Sadly, despite the constant pregnancies there are also many miscarriages and Isabel is left bereft with no baby of her own. It’s not long before a boat is found smashed on the rocks of Janus with a man dead at the helm and a baby piercing the night with its cries. The baby girl is brought inside the lighthouse and Isabel convinces Tom that it was God’s will to deliver this baby unto them. They keep her.
What Stedman does brilliantly well is write with a suspenseful pen. Even before the baby is found and named Lucy, there’s a sense of foreboding throughout the words. We know that their life cannot exist in this way, what they’ve done is wrong. We watch as their relationship becomes fraught with guilt and the couple soon begin to have differing opinions on how they dealt with the situation.
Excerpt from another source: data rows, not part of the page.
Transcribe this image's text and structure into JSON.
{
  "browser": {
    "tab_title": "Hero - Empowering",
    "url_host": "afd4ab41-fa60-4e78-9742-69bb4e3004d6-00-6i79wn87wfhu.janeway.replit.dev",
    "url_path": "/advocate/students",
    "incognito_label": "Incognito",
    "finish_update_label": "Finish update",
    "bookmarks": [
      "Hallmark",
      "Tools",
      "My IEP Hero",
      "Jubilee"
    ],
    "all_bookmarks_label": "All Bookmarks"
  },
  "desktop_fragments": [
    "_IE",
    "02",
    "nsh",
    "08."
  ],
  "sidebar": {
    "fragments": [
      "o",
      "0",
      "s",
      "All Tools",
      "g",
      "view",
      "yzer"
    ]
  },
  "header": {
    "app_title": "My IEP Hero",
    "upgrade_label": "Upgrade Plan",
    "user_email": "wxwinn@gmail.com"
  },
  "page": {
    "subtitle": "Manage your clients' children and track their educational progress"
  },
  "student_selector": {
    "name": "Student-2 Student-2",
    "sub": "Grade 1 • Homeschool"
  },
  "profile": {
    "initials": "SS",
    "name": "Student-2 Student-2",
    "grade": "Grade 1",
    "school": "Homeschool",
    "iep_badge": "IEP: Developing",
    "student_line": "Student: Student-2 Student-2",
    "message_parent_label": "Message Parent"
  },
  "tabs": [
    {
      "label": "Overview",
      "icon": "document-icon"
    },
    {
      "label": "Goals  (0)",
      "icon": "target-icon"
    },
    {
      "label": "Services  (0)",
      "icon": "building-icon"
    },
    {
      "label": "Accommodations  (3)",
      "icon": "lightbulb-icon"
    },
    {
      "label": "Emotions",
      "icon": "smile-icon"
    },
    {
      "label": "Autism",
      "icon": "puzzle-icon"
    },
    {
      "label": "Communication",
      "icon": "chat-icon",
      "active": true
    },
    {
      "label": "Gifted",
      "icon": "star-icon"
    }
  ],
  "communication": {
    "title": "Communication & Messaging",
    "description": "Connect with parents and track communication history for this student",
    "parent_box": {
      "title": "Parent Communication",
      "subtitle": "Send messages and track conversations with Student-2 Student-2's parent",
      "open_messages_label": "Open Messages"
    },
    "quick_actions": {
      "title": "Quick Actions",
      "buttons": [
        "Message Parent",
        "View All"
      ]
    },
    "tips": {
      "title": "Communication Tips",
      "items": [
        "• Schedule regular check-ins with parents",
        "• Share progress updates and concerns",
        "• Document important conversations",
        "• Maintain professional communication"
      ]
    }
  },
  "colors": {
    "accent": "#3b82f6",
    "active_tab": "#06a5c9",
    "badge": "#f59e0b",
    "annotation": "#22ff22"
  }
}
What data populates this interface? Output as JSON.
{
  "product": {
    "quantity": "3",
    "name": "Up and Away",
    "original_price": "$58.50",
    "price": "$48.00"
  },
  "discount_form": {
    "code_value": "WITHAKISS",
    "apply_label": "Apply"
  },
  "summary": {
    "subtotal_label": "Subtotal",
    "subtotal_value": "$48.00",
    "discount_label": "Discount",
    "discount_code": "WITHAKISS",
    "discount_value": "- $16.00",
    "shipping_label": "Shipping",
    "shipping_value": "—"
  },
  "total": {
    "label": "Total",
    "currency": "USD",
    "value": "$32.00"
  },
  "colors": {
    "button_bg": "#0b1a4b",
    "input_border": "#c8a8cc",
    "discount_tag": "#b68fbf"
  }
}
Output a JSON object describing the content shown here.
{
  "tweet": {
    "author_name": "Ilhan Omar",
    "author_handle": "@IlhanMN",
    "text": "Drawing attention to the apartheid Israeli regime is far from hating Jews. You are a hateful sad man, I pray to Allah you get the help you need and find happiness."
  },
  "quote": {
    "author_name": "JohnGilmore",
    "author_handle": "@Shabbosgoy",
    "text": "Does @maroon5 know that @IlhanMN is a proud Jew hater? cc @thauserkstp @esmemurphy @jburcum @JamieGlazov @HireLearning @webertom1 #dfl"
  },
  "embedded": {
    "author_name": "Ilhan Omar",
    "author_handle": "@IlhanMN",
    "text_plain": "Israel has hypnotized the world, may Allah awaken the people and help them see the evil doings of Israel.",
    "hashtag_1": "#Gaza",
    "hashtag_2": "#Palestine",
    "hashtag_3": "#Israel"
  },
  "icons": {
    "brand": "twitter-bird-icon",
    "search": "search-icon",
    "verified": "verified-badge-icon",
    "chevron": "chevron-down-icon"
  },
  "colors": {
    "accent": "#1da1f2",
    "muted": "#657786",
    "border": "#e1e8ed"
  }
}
Stedman uses this tension to build towards a superb final third of the book. In the middle I found the descriptions of the wind and the sea a little overbearing – there are only so many times you can describe the wild conditions of the oceans. While the middle section is needed to depict the family surviving, it felt a little padded and I found my mind wandering. As soon as the story twists, however, the book becomes a powerhouse and sucks the reader in as we find ourselves deciding on whose side to fight.
Stedman isn’t afraid to polarise the readers when it comes to the cast, either. Particularly with Isabel whom we love from our first meeting but who soon becomes obsessed with the lie they have constructed. It’s hard to like her because we know what she did is wrong. The book also touches on many issues of everyday life from Xenophobia to mental health and with this being set in the early 20th century; many attitudes are likely to stir the emotions of the audience.
The final third of the book is gripping from one page to the next and above all, heartbreaking. The events that play out over those final pages will have you on the edge of your seat as the cast are pulled every which way and so is the reader.
2012 seems to be a year with knockout debut writers coming to the front and showing the world how to write. To think that this is Stedman’s first work is baffling. The writing is beautiful and the world created is utterly beguiling. I’ve never wanted to escape into the pages of a book more. I certainly walked away from the book feeling as if I’d been through the wringer.
The book deals with the best and worst of humanity and society while still delivering a competent story of love and loss. The Light Between Oceans will linger on long after the final page has turned. The prose is beautiful and full of raw emotion and power. A wonderful debut from a promising writer.
Published by Doubleday. This book was kindly sent from the publisher.